Miller School of Medicine Dean Pascal J. Goldschmidt, M.D. stated, “The contribution of this diabetes research foundation has been extraordinary. This partnership is a perfect synergy.”
The relationship between the diabetes foundation and the University has been strengthening over the last 30 years, and it has helped to propel the Diabetes Research Institute into the world-renowned facility it is today.
“Finding the cure for diabetes is the overriding mission of the DRI, which is a recognized world leader in cure-focused research,” said UM President Donna Shalala. “This would not have been possible without the support of the Foundation.”
According to DRI Scientific Director Camillo Ricordi, M.D., the diabetes research foundation’s increased support will help to fund a number of scientific initiatives, including the new Diabetes Research Institute Federation (DRI Federation). This unique international research federation unites the leading scientists from selected diabetes research institutions to launch an unprecedented assault on type 1 diabetes. Comprised of eight research facilities spanning seven countries, all DRI Federation members are connected by the latest in video conferencing technology.
The mission of the DRI Federation is to catalyze new ideas by grouping together researchers with specific expertise that may not be represented at each of the individual centers. The collaboration will synergize scientific planning and research design that will maximize efficiencies of cost, time and information transfer.
The DRI Federation will concentrate solely on curing diabetes through tolerance induction, stem cell therapies, regenerative medicine strategies, and transplantation of islets and other insulin producing cells.
People living with type 1 diabetes have benefited from important advances in diabetes research, including islet cell transplantation. With this procedure, islets, or insulin-producing cells, are isolated from the organ and infused into the patient.
Patricia Claar, who was diagnosed with diabetes at age 12 and recently received an islet cell transplant at the DRI, stated, “I feel better now than I have in my entire life. I thank the DRI, the Foundation, and its supporters for making this experience a reality.”
Another DRI transplant recipient Karla Edge said, “I had severe reactions for 30 years, and I would like to thank the DRI for answering my prayers.”

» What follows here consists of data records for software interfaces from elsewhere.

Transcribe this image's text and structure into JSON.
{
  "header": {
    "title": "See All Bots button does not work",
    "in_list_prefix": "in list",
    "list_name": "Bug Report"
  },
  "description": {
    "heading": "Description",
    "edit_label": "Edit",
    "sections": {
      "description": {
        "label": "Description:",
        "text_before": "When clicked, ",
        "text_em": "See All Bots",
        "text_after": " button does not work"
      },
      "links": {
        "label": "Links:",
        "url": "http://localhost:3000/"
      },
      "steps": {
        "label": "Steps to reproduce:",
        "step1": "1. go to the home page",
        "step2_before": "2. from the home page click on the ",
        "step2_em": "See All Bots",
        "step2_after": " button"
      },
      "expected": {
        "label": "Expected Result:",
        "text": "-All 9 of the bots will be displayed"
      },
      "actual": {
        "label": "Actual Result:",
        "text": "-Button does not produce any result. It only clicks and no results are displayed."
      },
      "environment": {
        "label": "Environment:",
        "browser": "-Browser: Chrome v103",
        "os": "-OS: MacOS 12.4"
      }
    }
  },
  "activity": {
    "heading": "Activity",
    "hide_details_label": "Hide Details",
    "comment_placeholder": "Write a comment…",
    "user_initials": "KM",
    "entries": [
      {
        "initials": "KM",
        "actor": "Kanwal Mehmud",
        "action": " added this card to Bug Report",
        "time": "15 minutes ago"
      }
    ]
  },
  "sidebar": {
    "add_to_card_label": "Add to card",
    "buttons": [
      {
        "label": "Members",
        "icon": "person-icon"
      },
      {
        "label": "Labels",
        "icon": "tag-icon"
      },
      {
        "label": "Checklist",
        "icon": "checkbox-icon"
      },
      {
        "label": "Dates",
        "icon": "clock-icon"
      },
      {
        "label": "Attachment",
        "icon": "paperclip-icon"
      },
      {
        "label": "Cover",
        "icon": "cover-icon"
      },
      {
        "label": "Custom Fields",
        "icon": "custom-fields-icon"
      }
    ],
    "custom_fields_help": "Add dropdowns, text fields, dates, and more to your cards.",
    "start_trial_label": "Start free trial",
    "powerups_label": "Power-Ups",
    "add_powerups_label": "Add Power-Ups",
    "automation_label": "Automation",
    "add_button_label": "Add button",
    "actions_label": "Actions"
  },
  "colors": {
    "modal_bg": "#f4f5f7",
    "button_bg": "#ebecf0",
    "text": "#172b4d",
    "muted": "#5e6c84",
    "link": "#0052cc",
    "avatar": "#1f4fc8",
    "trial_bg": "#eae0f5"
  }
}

To learn more about the cure-focused work of the Diabetes Research Institute or the DRI Federation, visit www.diabetesresearch.org or call 1-800-321-3437.
About the Diabetes Research Institute and Foundation
The Diabetes Research Institute Foundation is a not-for-profit diabetes organization whose mission is to provide the Diabetes Research Institute at the University of Miami with the funding necessary to cure diabetes through islet transplantation and other cell-based therapies. The Diabetes Research Institute is a recognized world leader in cure-focused research. Pioneering many of the techniques used in islet cell transplantation since the early 1970’s, the DRI has successfully reversed diabetes in patients involved in ongoing clinical trials. DRI research is now directed at improving transplant processes and developing new biomedical technologies and cell-based therapies to restore insulin production. For the millions of families already affected by diabetes, the Diabetes Research Institute is the best hope for a cure.